It’s not necessary to enter the park to enjoy the scenery however, and the resorts have courtesy buses moving from the visitor center hourly, which means it’s relatively easy to hop on and travel up the road and have a nice lunch at one of their restaurants. The Prospectors Pizzeria and Alehouse will pick you up in its courtesy van as well if you give them a call. The van also will bring you to the Denali Salmon Bake.

On your flight in and out of the park be sure to check out the Nenana River and look for river rafters. You can also fly over the open pit Usibelli Coal Mine in Healy, location of the Nenana Coal Field, "currently the only active coal producing field in the state of Alaska and has produced a record 50 million tons of coal," according to the website.

The nearby Suntrana mine, founded in 1922 by Fairbanksan Cap Lathrop and after his death in 1961 sold to Emil Usibelli, has been closed for decades, but the valley is spectacular and especially impressive from the air. Suntrana Valley is northeast of the park, along the right bank of the Healy River.

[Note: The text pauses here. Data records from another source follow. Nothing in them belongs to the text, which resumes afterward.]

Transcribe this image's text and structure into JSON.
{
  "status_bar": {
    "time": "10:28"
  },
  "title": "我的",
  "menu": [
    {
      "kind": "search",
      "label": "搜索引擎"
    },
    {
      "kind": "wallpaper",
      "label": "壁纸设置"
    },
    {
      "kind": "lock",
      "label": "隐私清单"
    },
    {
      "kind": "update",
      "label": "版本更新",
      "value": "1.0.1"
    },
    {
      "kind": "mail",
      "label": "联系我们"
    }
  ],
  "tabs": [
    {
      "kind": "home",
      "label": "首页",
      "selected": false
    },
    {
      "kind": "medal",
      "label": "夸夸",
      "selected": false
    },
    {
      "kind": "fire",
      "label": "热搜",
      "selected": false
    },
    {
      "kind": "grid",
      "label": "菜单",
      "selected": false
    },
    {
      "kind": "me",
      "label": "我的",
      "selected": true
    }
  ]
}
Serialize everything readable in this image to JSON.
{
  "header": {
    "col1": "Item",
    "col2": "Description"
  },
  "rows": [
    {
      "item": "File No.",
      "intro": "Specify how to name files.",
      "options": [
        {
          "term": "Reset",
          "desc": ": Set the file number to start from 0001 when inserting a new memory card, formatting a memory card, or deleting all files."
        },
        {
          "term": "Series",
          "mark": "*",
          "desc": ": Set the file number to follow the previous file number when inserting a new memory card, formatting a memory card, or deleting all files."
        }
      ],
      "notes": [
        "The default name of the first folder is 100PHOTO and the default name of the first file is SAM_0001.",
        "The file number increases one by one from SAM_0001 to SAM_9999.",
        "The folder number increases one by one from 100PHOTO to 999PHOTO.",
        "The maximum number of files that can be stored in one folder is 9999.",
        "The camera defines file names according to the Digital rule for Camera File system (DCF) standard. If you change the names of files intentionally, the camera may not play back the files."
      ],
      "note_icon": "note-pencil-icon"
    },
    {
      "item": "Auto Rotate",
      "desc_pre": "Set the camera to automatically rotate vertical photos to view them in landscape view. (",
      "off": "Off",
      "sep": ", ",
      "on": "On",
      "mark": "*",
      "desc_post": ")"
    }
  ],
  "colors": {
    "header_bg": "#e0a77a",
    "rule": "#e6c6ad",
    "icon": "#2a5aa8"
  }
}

Finally, operated by Golden Valley Electric Association, the Eva Creek Wind Project is the largest wind farm in the state. Located fourteen miles from Healy, at the top of Ferry mining road, the twelve turbines are each 410 feet tall, with blades measuring 147 feet in length. Eva Creek has been in operation for a year and is projected to save consumers as much as $13.6 million over the next twenty years.

Contact Colleen Mondor at colleen(at)alaskadispatch.com